Would you ditch toilet paper if it meant saving hundreds of dollars a year?
Most Americans wouldn’t. But some want to change the way Americans do their business, one bathroom at a time.
“We have customers that tell us there was life before bidets and life after,” said Jason Ojalvo, chief executive of Tushy, which sells bidet attachments online. “We think that there is no reason that bidets should not be mainstream in America. It’s ridiculous; they are everywhere but here.”
Tushy’s target consumers, eco-conscious millennials, aren’t installing pricey plumbing fixtures in their apartments. Instead, they’re buying bidet attachments designed to appeal to renters and the cost-conscious. Its product is a far cry from the porcelain fixtures you’ll find in Europe and Asia. It’s a small, plastic box that connects to your toilet seat.
Tushy isn’t the only company on the bidet attachment bandwagon. Online retailers, such as Brondell and BidetKing, have seen 15% to 20% growth in sales over the past two years. Daniel Lalley, a spokesman for Brondell, said he thinks the uptick in sales means the taboo against bidets has been broken.
“The bottom line is hygiene. You get cleaner using a bidet than using dry toilet paper alone,” said Shannon Lerda of Omaha, who started the website TheBidetExperts.com in 2017 to educate Americans on the benefits of investing in a bidet.
Some medical professional are supporters, too.
“It can help prevent all sorts of medical conditions that are uncomfortable, embarrassing and frustrating,” said Dr. Mark Hyman, medical director at Cleveland Clinic’s Center for Functional Medicine.

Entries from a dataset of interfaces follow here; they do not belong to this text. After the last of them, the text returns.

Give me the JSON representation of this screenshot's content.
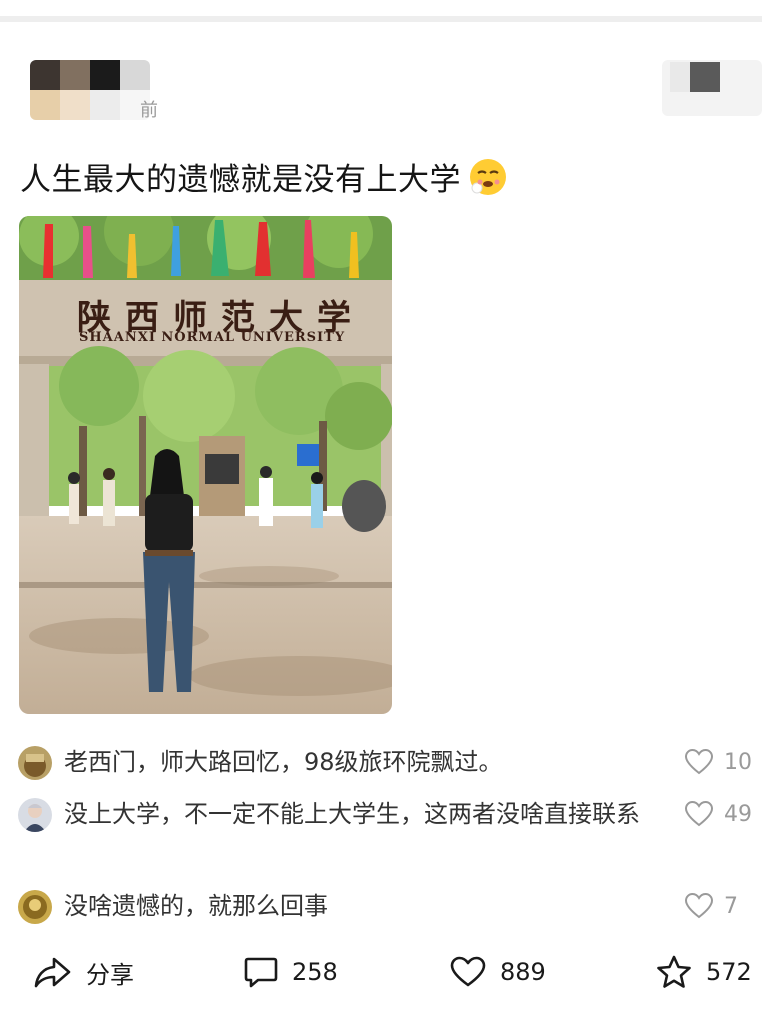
{
  "author": {
    "time_suffix": "前"
  },
  "post": {
    "title": "人生最大的遗憾就是没有上大学"
  },
  "photo": {
    "sign_cn": "陕西师范大学",
    "sign_en": "SHAANXI NORMAL UNIVERSITY"
  },
  "comments": [
    {
      "text": "老西门，师大路回忆，98级旅环院飘过。",
      "likes": "10"
    },
    {
      "text": "没上大学，不一定不能上大学生，这两者没啥直接联系",
      "likes": "49"
    },
    {
      "text": "没啥遗憾的，就那么回事",
      "likes": "7"
    }
  ],
  "actions": {
    "share_label": "分享",
    "comment_count": "258",
    "like_count": "889",
    "favorite_count": "572"
  },
  "colors": {
    "text_primary": "#151515",
    "text_secondary": "#9a9a9a",
    "comment_text": "#333333"
  }
}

Hyman said he regularly recommends the use of bidets to his patients, especially those with gastrointestinal issues such as constipation, bloating and irritable bowel syndrome. According to the National Institute of Diabetes and Digestive and Kidney Diseases, one in 20 Americans suffers from hemorrhoids. Dry toilet paper can irritate the skin.
Here’s how most bidet attachments work: After you have done your business, you remain on the toilet. Pressurized water (from the same water supply your toilet uses) sprays onto the skin, removing waste. Some have a handheld hose, others spray broadly. Toilet paper can be used afterward for patting dry. Some bidets also have blow-dryers, “if you want to feel extra pampered,” Lerda said.
Kathryn Kellogg’s husband introduced her to the bidet years ago, but she wasn’t sold on it right away.
“It wasn’t something that I had ever experienced before. But I was open to it because I wanted to reduce waste,” she said. “And I have to say the first time I tried it I was like, ‘This is the most brilliant thing in the entire world. Why isn’t this everywhere?’ I just think it makes so much more sense.”
When Kellogg, founder of the blog Going Zero Waste, incorporated bidets in her home, she noticed her family’s toilet paper use dropped by about a quarter.
“We are clear-cutting so many trees for these products that we don’t need to be using that much,” she said.
Of course, water and electricity have to be factored in. Dennis Baeza, a supervisor for BidetKing, said water usage with most bidet attachments is “very negligible.” And many simple attachments, such as Kellogg’s, don’t use electricity. Brondell’s high-end electric bidets, which have seat warmers and controlled-temperature features, take up as much energy as a blow-dryer at its highest use, Lalley said.
Calculating the cost
Stand-alone European bidets cost hundreds or thousands of dollars. Installation, which must be done by a plumber, can be expensive, too. Bidet attachments, on the other hand, can cost as little as $30 (or as much as $400) and require little time or skill to install.
Assuming a high usage of 20 minutes of washing per day, you can expect to see an addition of less than $2 in your water bill, Baeza said. A standard electric attachment from BidetKing will add an average of $45 to your electric bill annually.
The real cost savings, fans said, comes from toilet paper.
Yasmin Amer, a radio producer from Boston, has been giving $30 bidet attachments to her friends as housewarming gifts. She’s very comfortable talking about hygiene and the merits of a bidet, calling them life-changing.
Recently, her husband added bidet attachments in the restrooms of his business. His employees admitted that they were scared to try it.
“Next time I come back you’re going to tell me it’s great and you’re going to love it and you’re going to order one,” Yasmin recalled telling them.
“I just think it’s so strange that people are uncomfortable with the idea of water,” she said.